How to code a new incontinence procedure
<huc>Q</huc> Our physicians have started performing a procedure called the SURx radio frequency bladder neck suspension. The device manufacturer has recommended using either 57288 (sling operation for stress incontinence [eg, fascia or synthetic]) or 57284 (paravaginal defect repair [including repair of cystocele, stress urinary incontinence, and/or complete vaginal prolapse]), but this procedure doesn’t seem to fit either description. Do you have other suggestions?
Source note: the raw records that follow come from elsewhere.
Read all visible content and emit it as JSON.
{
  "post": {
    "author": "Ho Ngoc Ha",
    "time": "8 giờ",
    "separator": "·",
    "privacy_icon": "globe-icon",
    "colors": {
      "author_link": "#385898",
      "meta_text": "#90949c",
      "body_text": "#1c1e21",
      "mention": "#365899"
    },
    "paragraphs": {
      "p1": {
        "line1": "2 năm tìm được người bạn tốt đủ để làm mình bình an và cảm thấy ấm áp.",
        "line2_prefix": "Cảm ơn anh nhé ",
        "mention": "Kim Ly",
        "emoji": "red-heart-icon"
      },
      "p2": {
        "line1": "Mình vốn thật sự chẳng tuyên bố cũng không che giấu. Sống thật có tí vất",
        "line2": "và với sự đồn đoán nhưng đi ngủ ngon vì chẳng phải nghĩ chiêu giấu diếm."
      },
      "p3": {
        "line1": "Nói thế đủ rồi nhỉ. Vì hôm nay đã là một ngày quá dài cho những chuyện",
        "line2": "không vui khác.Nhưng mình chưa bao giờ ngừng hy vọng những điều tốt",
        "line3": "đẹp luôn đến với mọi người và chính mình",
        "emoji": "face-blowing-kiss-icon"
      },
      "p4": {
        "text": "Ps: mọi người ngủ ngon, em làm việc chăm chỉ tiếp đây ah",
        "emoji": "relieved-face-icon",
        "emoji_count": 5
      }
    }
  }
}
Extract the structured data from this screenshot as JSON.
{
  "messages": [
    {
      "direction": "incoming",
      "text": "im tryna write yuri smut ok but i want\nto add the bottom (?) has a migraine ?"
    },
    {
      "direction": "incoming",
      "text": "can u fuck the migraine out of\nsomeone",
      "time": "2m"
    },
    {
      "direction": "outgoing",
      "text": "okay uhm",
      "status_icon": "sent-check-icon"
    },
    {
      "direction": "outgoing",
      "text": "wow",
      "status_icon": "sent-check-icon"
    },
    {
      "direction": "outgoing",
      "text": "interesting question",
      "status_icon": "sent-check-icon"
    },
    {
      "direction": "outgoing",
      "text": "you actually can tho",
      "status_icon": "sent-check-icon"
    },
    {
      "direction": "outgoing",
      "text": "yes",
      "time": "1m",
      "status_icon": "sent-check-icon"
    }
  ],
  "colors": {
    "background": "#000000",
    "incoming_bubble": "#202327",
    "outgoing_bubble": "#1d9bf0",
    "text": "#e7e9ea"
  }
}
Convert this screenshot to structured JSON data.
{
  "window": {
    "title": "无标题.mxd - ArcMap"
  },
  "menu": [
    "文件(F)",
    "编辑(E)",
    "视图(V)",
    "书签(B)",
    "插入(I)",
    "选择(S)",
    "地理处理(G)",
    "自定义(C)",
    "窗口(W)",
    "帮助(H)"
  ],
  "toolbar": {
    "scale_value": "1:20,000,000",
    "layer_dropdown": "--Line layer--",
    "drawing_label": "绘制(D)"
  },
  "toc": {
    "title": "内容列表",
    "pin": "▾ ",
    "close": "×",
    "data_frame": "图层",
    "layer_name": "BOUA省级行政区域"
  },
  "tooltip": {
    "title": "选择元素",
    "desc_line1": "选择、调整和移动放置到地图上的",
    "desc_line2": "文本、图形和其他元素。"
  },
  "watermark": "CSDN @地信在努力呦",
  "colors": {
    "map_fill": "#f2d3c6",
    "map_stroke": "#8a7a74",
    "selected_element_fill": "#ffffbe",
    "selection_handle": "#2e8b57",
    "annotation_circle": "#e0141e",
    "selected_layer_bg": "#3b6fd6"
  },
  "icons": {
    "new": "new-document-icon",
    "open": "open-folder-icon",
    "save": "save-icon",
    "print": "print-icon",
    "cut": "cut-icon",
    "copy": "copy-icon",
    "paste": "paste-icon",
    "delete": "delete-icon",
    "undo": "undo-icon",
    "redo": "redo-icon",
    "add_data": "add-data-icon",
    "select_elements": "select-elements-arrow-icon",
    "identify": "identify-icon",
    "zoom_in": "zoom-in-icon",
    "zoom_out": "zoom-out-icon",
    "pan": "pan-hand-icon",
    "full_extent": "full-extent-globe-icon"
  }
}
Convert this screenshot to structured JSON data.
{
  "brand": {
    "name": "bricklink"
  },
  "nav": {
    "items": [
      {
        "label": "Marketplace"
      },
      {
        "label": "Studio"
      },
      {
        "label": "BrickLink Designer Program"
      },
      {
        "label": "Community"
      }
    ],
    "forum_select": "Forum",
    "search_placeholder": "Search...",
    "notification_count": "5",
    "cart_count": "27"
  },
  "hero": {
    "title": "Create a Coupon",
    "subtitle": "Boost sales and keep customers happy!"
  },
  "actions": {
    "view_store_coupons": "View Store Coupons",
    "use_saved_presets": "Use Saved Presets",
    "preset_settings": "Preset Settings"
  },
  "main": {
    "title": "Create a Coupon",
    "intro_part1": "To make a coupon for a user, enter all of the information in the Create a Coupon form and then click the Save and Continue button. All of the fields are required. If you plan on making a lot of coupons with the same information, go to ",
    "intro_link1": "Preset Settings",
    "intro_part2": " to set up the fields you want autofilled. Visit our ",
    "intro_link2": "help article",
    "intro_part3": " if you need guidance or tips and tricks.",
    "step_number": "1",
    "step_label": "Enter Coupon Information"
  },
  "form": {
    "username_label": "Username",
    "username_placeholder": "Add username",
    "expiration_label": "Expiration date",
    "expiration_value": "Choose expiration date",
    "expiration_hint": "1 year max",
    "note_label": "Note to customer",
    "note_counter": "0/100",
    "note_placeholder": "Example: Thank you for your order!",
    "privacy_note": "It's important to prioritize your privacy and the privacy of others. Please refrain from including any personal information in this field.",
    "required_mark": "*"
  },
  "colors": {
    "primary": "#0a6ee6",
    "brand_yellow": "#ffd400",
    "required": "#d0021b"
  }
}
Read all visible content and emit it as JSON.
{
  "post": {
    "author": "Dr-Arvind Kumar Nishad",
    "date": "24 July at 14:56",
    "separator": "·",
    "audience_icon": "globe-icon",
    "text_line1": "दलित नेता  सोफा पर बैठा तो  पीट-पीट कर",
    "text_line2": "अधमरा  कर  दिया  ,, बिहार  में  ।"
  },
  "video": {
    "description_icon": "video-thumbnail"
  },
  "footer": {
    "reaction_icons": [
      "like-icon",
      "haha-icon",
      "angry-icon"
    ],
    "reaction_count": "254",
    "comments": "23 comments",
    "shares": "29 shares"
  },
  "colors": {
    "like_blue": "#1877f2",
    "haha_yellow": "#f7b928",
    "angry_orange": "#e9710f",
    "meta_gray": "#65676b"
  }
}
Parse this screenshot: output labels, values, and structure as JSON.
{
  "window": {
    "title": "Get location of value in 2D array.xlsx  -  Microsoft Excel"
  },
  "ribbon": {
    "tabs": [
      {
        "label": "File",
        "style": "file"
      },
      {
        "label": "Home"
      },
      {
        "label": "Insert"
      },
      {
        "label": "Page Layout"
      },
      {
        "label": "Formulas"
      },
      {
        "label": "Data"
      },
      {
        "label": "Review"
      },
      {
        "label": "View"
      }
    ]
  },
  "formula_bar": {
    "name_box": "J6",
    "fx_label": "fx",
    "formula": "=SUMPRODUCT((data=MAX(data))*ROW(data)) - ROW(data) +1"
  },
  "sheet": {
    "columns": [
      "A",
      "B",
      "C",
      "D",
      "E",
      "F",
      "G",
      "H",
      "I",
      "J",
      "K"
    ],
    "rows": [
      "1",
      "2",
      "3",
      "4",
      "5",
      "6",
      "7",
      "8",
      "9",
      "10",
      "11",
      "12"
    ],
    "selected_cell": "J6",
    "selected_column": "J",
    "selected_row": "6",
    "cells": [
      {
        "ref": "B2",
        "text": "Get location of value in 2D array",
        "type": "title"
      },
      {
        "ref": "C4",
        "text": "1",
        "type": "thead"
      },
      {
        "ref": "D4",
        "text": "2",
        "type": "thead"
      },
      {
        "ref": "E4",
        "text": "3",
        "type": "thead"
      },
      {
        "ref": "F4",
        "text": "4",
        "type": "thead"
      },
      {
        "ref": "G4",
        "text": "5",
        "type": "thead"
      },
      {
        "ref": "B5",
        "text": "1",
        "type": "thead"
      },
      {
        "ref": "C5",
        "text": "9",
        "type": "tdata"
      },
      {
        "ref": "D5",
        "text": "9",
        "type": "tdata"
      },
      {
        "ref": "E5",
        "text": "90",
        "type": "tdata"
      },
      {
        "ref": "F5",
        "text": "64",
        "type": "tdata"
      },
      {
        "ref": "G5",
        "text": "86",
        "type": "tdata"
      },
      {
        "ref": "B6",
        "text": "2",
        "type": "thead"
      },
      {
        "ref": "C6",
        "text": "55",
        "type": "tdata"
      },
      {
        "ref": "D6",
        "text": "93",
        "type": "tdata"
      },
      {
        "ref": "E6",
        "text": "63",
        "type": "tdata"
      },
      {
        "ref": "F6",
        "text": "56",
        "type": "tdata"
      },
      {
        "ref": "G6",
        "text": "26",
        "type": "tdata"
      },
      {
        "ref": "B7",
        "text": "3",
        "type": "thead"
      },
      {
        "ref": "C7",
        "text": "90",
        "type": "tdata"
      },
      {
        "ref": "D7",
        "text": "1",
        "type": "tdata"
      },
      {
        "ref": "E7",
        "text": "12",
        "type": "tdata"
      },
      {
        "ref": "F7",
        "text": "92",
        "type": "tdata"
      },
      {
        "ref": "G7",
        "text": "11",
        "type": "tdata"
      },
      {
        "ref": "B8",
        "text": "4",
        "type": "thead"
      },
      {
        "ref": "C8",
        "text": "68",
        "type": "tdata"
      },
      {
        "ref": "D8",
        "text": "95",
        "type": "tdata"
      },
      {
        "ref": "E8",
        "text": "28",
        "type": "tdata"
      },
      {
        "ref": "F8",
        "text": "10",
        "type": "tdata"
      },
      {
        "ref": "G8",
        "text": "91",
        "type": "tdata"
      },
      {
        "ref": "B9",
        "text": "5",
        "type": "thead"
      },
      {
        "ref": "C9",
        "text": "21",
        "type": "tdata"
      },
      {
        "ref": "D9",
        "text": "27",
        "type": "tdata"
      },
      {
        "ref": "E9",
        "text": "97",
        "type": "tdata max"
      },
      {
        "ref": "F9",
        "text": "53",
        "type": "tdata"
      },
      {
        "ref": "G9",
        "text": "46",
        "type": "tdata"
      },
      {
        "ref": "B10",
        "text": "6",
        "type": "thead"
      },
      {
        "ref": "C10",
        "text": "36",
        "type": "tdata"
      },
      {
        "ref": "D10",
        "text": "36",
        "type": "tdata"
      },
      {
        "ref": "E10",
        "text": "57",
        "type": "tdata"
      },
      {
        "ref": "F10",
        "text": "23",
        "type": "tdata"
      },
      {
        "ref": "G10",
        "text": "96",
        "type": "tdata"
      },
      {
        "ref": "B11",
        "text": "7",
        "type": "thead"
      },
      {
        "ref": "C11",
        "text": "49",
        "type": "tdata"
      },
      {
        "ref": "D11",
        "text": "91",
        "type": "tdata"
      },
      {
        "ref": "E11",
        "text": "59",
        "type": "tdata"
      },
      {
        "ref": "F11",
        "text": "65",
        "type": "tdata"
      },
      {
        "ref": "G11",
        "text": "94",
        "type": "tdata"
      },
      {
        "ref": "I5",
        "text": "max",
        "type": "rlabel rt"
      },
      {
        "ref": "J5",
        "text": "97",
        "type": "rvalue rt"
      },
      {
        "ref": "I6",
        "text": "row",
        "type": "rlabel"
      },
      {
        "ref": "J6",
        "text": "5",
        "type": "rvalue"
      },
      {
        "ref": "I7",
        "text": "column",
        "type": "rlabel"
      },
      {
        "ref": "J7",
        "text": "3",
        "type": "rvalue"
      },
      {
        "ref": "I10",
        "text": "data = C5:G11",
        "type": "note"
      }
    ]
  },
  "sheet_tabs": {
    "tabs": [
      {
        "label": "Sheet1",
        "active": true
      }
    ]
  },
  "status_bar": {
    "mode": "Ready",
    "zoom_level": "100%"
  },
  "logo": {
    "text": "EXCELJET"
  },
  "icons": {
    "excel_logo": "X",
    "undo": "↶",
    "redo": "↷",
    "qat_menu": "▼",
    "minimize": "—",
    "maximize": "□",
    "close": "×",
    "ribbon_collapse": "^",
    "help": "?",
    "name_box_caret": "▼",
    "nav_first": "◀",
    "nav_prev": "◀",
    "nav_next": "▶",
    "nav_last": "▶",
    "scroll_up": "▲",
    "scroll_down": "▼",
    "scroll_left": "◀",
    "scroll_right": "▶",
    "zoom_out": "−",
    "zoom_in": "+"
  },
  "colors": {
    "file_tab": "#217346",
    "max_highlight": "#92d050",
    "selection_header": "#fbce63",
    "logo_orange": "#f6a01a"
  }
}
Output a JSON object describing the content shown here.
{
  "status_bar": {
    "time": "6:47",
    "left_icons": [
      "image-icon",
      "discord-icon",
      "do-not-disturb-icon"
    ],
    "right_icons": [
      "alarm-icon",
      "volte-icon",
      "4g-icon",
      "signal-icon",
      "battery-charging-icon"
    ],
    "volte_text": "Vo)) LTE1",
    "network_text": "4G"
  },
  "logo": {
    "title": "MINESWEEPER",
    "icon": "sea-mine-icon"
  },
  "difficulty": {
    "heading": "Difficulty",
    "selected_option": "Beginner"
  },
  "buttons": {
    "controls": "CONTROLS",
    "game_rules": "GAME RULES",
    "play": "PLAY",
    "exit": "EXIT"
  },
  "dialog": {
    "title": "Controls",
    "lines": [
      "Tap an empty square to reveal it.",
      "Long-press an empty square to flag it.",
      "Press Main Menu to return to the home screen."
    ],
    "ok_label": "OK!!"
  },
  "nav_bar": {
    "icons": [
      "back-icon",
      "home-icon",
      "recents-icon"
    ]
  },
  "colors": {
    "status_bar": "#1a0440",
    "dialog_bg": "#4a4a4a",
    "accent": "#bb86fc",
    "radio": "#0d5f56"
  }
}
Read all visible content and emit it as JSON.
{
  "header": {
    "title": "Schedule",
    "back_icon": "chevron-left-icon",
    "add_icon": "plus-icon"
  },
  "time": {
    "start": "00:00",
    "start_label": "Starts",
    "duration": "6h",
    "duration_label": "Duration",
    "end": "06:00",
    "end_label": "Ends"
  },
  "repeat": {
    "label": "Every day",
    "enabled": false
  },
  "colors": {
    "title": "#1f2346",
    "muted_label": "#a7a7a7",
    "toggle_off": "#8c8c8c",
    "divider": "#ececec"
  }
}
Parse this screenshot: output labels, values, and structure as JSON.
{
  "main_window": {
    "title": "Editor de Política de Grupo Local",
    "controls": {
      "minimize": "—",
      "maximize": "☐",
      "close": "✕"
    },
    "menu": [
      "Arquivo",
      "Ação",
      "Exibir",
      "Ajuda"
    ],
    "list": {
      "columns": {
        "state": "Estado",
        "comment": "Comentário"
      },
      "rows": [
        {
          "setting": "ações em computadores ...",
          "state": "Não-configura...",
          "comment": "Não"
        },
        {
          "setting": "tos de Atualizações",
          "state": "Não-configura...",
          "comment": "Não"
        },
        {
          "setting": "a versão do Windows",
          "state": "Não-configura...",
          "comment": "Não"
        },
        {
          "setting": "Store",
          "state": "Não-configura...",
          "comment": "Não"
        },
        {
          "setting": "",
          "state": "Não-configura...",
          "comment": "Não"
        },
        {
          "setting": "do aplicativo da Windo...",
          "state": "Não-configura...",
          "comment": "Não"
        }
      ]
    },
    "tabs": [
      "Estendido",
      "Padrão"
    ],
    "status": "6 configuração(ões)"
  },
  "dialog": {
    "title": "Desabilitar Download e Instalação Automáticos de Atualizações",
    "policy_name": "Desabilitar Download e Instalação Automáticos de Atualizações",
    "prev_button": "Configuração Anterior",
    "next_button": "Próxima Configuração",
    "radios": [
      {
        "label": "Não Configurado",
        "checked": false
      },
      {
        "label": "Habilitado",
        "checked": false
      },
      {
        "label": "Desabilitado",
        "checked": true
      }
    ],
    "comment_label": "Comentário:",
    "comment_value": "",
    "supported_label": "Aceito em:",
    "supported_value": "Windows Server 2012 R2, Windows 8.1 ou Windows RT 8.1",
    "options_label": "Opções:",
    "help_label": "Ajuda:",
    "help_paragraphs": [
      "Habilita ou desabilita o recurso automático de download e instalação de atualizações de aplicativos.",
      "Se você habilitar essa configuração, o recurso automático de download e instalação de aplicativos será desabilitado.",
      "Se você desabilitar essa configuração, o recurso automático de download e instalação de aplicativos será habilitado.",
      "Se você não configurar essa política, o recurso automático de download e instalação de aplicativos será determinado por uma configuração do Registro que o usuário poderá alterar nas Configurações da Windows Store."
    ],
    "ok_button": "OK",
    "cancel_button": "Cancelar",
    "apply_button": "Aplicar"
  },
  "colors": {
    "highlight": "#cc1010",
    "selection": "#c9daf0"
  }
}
<huc>A</huc> The radio frequency bladder neck suspension procedure is based on a device from SURx, Inc (Livermore, Calif). According to the company, their instrument restores continence by using low-power radio frequency energy to heat and shrink stretched tissue near the bladder and urethra. No sutures are used to suspend the bladder neck. The procedure can be done either transvaginally or laparoscopically.
Since this procedure does not use materials such as surgical mesh, cadaver tissue, bone screws, or staples, you cannot bill code 57288. Likewise, this is not a paravaginal defect repair, as suggested by 57284.
If you want to pick a code with a more appropriate description, try 51845 (abdomino-vaginal vesical neck suspension, with or without endoscopic control [eg, Stamey, Raz, modified Pereyra]) or 51990 (laparoscopy, surgical; urethral suspension for stress incontinence)—but if the payer considers this procedure investigational, you may run into trouble later should you be audited.
The safest course would be to bill unlisted code 53899 (unlisted procedure, urinary system) and send in documentation that supports the procedure as a viable standard of care for the presenting problem.
Ms. Witt, former program manager in the Department of Coding and Nomenclature at the American College of Obstetricians and Gynecologists, is an independent coding and documentation consultant. Reimbursement Adviser reflects the most commonly accepted interpretations of CPT-4 and ICD-9-CM coding. When in doubt on a coding or billing matter, check with your individual payer.